* [WHAT THIS TASK INVOLVES]: Would you please copy all of the data exactly, skipping the images?

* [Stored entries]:
=== Begin Enclosure ===
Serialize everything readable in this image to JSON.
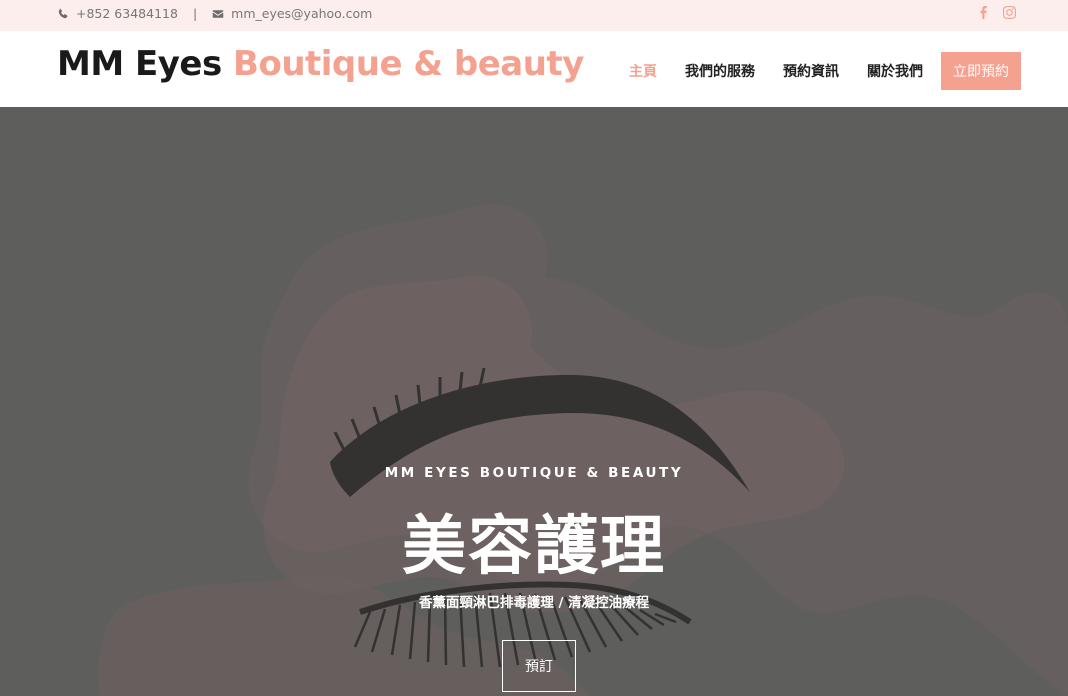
{
  "topbar": {
    "phone": "+852 63484118",
    "separator": "|",
    "email": "mm_eyes@yahoo.com",
    "icons": [
      "phone-icon",
      "mail-icon",
      "facebook-icon",
      "instagram-icon"
    ]
  },
  "header": {
    "logo_part1": "MM Eyes",
    "logo_part2": "Boutique & beauty",
    "nav": {
      "home": "主頁",
      "services": "我們的服務",
      "booking_info": "預約資訊",
      "about": "關於我們",
      "book_now": "立即預約"
    }
  },
  "hero": {
    "kicker": "MM EYES BOUTIQUE & BEAUTY",
    "headline": "美容護理",
    "subheadline": "香薰面頸淋巴排毒護理 / 清凝控油療程",
    "button": "預訂"
  },
  "colors": {
    "accent": "#f4a190",
    "topbar_bg": "#fdeeee",
    "hero_overlay": "#5f5e5d",
    "text_dark": "#1a1a1a"
  }
}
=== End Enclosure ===
* [COMPLETED TASK]:
Serialize everything readable in this image to JSON.
{
  "topbar": {
    "phone": "+852 63484118",
    "separator": "|",
    "email": "mm_eyes@yahoo.com",
    "icons": [
      "phone-icon",
      "mail-icon",
      "facebook-icon",
      "instagram-icon"
    ]
  },
  "header": {
    "logo_part1": "MM Eyes",
    "logo_part2": "Boutique & beauty",
    "nav": {
      "home": "主頁",
      "services": "我們的服務",
      "booking_info": "預約資訊",
      "about": "關於我們",
      "book_now": "立即預約"
    }
  },
  "hero": {
    "kicker": "MM EYES BOUTIQUE & BEAUTY",
    "headline": "美容護理",
    "subheadline": "香薰面頸淋巴排毒護理 / 清凝控油療程",
    "button": "預訂"
  },
  "colors": {
    "accent": "#f4a190",
    "topbar_bg": "#fdeeee",
    "hero_overlay": "#5f5e5d",
    "text_dark": "#1a1a1a"
  }
}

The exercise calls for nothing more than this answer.